Of course it is this very remoteness that gives Nemrut its unique appeal. Where else in the world can statues of Greek/Persian gods up to eight meters in height and weighing up to 105 tons be found at the very summit of a 2,150-meter peak? Add to this the mystery of the whereabouts of Antiochus’ final resting place, the stunning sunrises and sunsets which bathe the statues in a soft, warm light, and you can begin to see why Nemrut is now the most visited site in southeast Anatolia -- despite the hassle of getting there.
A final word. Most people visit Nemrut at either sunset or sunrise. Of course it is at its most atmospheric then, and a photographer’s dream. But it can be freezing cold (particularly at sunrise), crowded, and your visit hurried. If possible pay a visit during the daytime, when you’ll have the site more or less to yourself and can enjoy this wonderful folly at leisure.

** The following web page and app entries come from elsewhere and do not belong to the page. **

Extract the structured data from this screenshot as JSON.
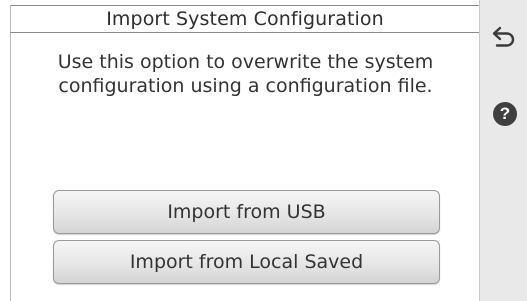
{
  "screen": {
    "title": "Import System Configuration",
    "description": "Use this option to overwrite the system configuration using a configuration file."
  },
  "buttons": {
    "import_usb": "Import from USB",
    "import_local": "Import from Local Saved"
  },
  "side_panel": {
    "back_icon": "back-arrow-icon",
    "help_icon": "help-icon",
    "help_glyph": "?"
  }
}
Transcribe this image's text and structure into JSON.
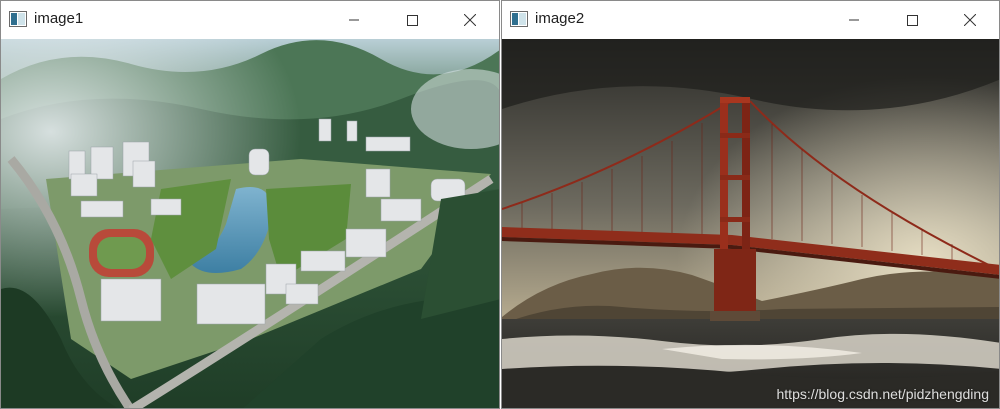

Best times to visit: May through October, though sunrise and sunset will be chilly in the spring and autumn months. Snow may close the summit road between November and April, and in the depths of winter the statues are snow covered.
What to bring: Stout shoes for the half-hour walk to the summit, a fleece and windproof for dawn/sunset visits, water and sun cream if you are there during the heat of the day.
Reaching Nemrut (from Kahta): The small town of Kahta is the base most people use for the trip to the site on Nemrut. The nearest town to Kahta with an airport is Adiyaman, a half-hour bus journey away. Turkish Airlines flies from İstanbul to Adiyaman (once daily) and Ankara (twice weekly). From Kahta expect to pay YTL 50 for a tour including the Nemrut summit, the Karakuş tumulus, Cendere Bridge and Arsameia. Sunset trips depart at 1 p.m. and return at 9 p.m.; sunrise trips leave at 3 a.m. and return at 10 a.m..
Reaching Nemrut (from Malatya): Turkish Airlines from İstanbul (three times daily) and Ankara (once daily); Onur Air and Atlas Jet from İstanbul (once daily).
The tourist office is the booking/departure point for minibus tours to Nemrut, which usually depart midday and return to Malatya the following morning at 7 a.m.. Included in the YTL 50 price is an overnight stay (and meals) at a moderate hotel a half-hour’s walk below the summit sanctuary. The entrance fee is extra. The main advantage in reaching the summit from Malatya is that you can see the site at both sunrise and sunset, the major disadvantage is that it misses the subsidiary sites.
Guides, maps and Web sites: “Nemrud” by Mustafa Çoban, available at the site. “Rough Guide to Turkey” and “Lonely Planet: Turkey.”
Kartographischen Verlag Reinhard Rybor-sch map series no. 7, www.adiyamanli.org
Source: Today's Zaman and Worldbulletin